‘We Can’t Be Friends’ – Cyndy Etler

Thank you to NetGalley for the advance copy in exchange for my review, and I’m happy to post my thoughts but don’t really want to rate such a personal book.
Cyndy is a hard narrator to get under the skin of. She is quite abrasive, and jumps around topics almost as a coping mechanism when things get too uncomfortable.

We begin with Cyndy returning to high school after months in rehab. We learn she was sent there at fourteen, by her mother, who seemed convinced she was an addict after what could be seen as experimenting. I understand there’s another book chronicling this experience, but the flashbacks we get here are enough to demonstrate how abusive it was.

Any memoir is subject to criticism. We only get that person’s perspective. Their thoughts and emotions are valid, but we never know how someone else would view the situation. Unfortunately, we’re told that Cyndy suffered abuse at the hands of her stepfather which was ignored. We are told her young stepsister is experiencing the same things. But their mother does nothing…I know it’s not her story, but I just cannot comprehend how a parent can hear these things and not take action to benefit their child.

It becomes quite apparent that Cyndy seems to have low self-esteem and is depressed. Her reactions to her peers really illustrate her desperate need to be validated in some way. How she tries to get this validation is understandable, though upsetting to read.

An unflinchingly honest read. Definitely not pleasant, but certainly important.

‘Not Just Jane:Rediscovering Seven Amazing Women Writers Who Transformed British Literature’ – Shelley DeWees

Not Just Jane

Due for publication in October 2016, I have to thank the publishers and edelweiss for allowing me the opportunity to review this prior to publication.

Most of us are aware of the Bronte sisters and Jane Austen, but this meticulously researched piece of writing asks us to consider some of the other female writers of the same period. As an English graduate who had not heard of most of these writers it highlighted for me just how the Literary Canon is shaped by the politics and beliefs of others.

The writer’s passion for her subject is evident, and I found this an absorbing read. I don’t know how easy it will be to find some of these writings, but I am keen to try and find some of them.

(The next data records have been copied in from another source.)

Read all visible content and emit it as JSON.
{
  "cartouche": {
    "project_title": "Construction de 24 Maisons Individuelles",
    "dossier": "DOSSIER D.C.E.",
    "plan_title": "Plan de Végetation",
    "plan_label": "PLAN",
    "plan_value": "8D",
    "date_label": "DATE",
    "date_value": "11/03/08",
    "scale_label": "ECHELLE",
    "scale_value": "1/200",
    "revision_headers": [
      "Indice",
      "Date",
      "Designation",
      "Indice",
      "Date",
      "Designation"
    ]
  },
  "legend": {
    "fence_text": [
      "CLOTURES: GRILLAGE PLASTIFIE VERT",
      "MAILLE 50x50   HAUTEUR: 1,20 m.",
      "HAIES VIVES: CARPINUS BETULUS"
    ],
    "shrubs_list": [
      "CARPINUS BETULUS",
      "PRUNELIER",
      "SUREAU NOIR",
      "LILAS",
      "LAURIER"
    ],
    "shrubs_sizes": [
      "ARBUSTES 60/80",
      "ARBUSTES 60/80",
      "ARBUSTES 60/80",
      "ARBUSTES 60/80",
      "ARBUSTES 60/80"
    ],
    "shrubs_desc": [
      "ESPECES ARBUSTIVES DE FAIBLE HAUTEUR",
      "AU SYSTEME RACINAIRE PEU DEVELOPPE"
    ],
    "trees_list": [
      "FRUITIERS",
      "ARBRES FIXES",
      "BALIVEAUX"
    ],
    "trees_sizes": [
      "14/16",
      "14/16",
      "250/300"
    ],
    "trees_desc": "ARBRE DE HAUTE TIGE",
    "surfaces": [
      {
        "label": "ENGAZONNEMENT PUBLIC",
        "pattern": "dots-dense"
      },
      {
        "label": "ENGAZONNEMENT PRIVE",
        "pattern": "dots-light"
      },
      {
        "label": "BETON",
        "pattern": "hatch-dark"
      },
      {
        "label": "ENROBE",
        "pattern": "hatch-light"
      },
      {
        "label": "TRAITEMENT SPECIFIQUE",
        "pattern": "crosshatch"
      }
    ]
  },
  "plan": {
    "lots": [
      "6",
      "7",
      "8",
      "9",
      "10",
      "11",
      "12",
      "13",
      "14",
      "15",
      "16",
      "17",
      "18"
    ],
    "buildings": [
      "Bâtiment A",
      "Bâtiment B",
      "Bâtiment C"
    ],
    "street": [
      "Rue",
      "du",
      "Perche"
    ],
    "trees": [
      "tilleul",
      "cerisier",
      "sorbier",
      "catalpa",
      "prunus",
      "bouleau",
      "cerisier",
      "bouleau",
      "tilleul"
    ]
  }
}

‘The Wicked Boy: The Mystery of a Victorian Child Murderer’ – Kate Summerscale

The Wicked Boy


Thank you to NetGalley and the publishers for the advance copy of this novel. Just as with ‘The Suspicions of Mr Whicher’, I was absorbed by this meticulously researched and fascinating story.

Set in 1895, we see 13 year old Robert and his younger brother, Nattie, spending money that it seems they should not have. They tell neighbours that their mother has gone to visit relatives in Liverpool, and they have been left in the care of a family friend. For ten days their behaviour is not seen as out of the ordinary. Our suspicions are raised by comments about a foul smell coming from the home and Robert pawning much-loved possessions to obtain money.

It is not until their aunt becomes suspicious and forces her way into the family home that we learn the source of the smell. The badly decomposed body of their mother is found upstairs in her bedroom, and Robert confesses to matricide.
Summerscale takes us through the trial at the Old Bailey and details of what happened next. This was packed full of information about the case, but it also included a wealth of details about life and attitudes of the time. We are told of the plea that Robert was insane, and I could not help but be shocked by the generally held beliefs about the effects of educating the poor.

When Robert is sentenced to imprisonment in Broadmoor, that could have been the end of it. What follows seems more a work of fiction, but we learn of the chance Robert was given to start a new life and the way he seizes this opportunity. This, for me, was what made the story special.

‘The Unmumsy Mum’ – Sarah Turner

The Unmumsy Mum

Though it’s title suggests the target audience of this book will mainly be mothers, I think any parent who has ever had “one of those days” will likely empathise with at least one part of this.

Some of the sentiments within were painfully close to the bone; others less so. Frank, honest…and laugh-out-loud funny at times.